- Egypt 2011: Is This a Revolution? A panel discussion led by Mary Elizabeth Berry, chair of history, will ask how this moment in Egypt, Tunisia, Yemen, and Jordan compares with what the textbooks present as pre-revolutionary or revolutionary change. 1–2:30 p.m., 145 Dwinelle Hall.
- Can Americans be Civil and Work Together to Solve Public Problems?
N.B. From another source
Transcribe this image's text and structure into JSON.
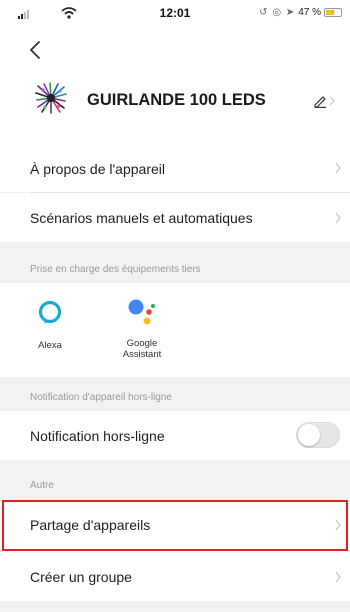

A panel discussion led by Henry Brady, dean of the Goldman School of Public Policy, will debate polarization, civility, public participation and the opportunity for meaningful policy initiatives at the local, state, and federal level. 2-3:30 p.m., Toll Room, Alumni House.
- Secrets of the Sleeping Brain: UC Berkeley psychologist and neuroscientist Matthew Walker discusses new discoveries that suggest sleep helps improve learning and memory, and balances our emotions. 11 a.m.-noon, 2050 Valley Life Sciences Building.
- Adolescence, Brain Development and Public Health: Public Health professor, Dr. Ronald Dahl talks about how exciting new discoveries in neuroscience are revolutionizing our understanding of the inner workings of human thoughts, emotions, and behavior. 10-11 a.m., 160 Dwinelle Hall.
- Conquering the Dark Side of the Universe: Astronomy professor Hitoshi Murayama will tell stories of scientists who’ve been searching for answers and trying to conquer the dark side of the universe. 11-11:45 a.m., 4 LeConte Hall.
- Electric Drive Vehicles: Past and Future: Timothy Lipman, co-director of the Transportation Sustainability Center, will lead a discussion about the history of electric vehicles and where they’re headed. 11 a.m.-noon, 145 McCone Hall.
- Snake Guts! See How to Dissect an Animal: Witness a dissection demo that highlights the strange evolutionary features snakes have adapted for elongation. 11 a.m.-noon, 3101 Valley Life Science Building,Grinnell-Miller Library.
- DNA in Action: A Hands-on Demonstration: Evolutionary Genetics Lab Manager Lydia Smith demonstrates the basic steps of a DNA extraction in this “lab demo meets cooking show.” 2-3 p.m. 3101 Valley Life Sciences Building, Grinnell-Miller Library.
- How to Grow Cranial Appendages: Cattle, antelope, deer, giraffes, and their close relatives almost always have some kind of cranial appendage – horns, antlers, and the like. How similar are these structures? What do we know about how they grow? 10–11 a.m., 2040 Valley Life Sciences Building.
- Robot Folds Laundry; In the Robot Learning Lab, computer scientist Pieter Abbeel will present a demo of robots folding laundry. 10 a.m.-noon, 3rd floor, Sutardja Dai Hall.
- Controlling Robots with the Mind: Students, wearing electroencephalography (EEG) sensors on their heads, will use mind control to move robots. Noon–3 pm,Cory Hall, 140AB.
- Earthquake Shake Table: Members of Pacific Earthquake Engineering Research will use building materials and a shake table to show how buildings hold up in earthquakes. 10 a.m.-3:30 p.m., 2nd floor, Davis Hall.
- Launching a Career in Global Public Health with the Peace Corps: Peace Corps Deputy Director Carrie Hessler-Radelet joins public health students to discuss how to launch a career through the Peace Corps in global public health. 9:30-11 a.m., Toll Room, Alumni House.
- Swahili, Zulu, Chichewa and Wolof in One Easy Lesson! In 30-minute mini-sessions, learn to ask questions and carry on a basic conversation. 1–2:30 pmDwinelle Hall, B4.
- Cal Women’s Tennis vs. Stanford, noon-2 p.m., Hellman Tennis Complex.
- Cal Women’s Softball vs. Oregon, 1-4 p.m., Levine-Fricke Field.